Daily Report: BlackBerry 10 Critical to Research in Motion

Research in Motion’s introduction on Wednesday of a new BlackBerry phone will be the most important event in the company’s history since 1996, when its founders showed investors a small block of wood and promised that a wireless e-mail device shaped like that would change business forever, Ian Austen of The New York Times reports.

RIM, now with just 4.6 percent of the global market for smartphones in 2012, according to IDC data, long ago exchanged dominance for survival mode. On Wednesday, the company will introduce a new line of smartphones called the BlackBerry 10 and an operating system of the same name that Thorsten Heins, the president and chief executive of RIM, says will restore the company to glory.

The main elements of the new phones and their operating system are already well-known. Mr. Heins and other executives at RIM have been demonstrating the units for months to a variety of audiences. App developers received prototype versions as far back as last spring.

While analyst and app developers may be divided about the future of RIM, there is a consensus that BlackBerry 10, which arrives more than year behind schedule, was worth the wait.

Initially, RIM will release two variations of the BlackBerry 10, one that will be a touch-screen model that resembles many other phones now on the market. The other model is a hybrid - with a keyboard similar to those now found on current BlackBerrys as well as a small touch screen.

The real revolution, though, may be in the software that manages a person’s business and personal information. It is clearly designed with an eye toward retaining and, more important, luring back corporate users.

In other reports across the Web on RIM’s new phone, Crackberry.com focused on the entertainment possibilities of the new phone.

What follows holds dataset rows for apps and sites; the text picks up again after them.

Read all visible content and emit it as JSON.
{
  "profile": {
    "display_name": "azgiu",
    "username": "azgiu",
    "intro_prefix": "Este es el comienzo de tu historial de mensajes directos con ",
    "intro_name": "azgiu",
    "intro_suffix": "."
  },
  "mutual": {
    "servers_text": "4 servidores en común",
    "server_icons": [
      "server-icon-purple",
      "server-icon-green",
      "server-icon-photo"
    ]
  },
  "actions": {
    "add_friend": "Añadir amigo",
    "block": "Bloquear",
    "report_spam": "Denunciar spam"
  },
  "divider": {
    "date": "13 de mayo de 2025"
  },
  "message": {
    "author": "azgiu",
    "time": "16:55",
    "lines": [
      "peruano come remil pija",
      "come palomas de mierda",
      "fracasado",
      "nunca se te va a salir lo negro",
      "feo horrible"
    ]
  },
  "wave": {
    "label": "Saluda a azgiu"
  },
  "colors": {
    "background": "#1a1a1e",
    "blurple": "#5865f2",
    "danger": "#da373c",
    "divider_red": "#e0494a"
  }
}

The Register sees the NFC capabiliti! es of the phone as more promising.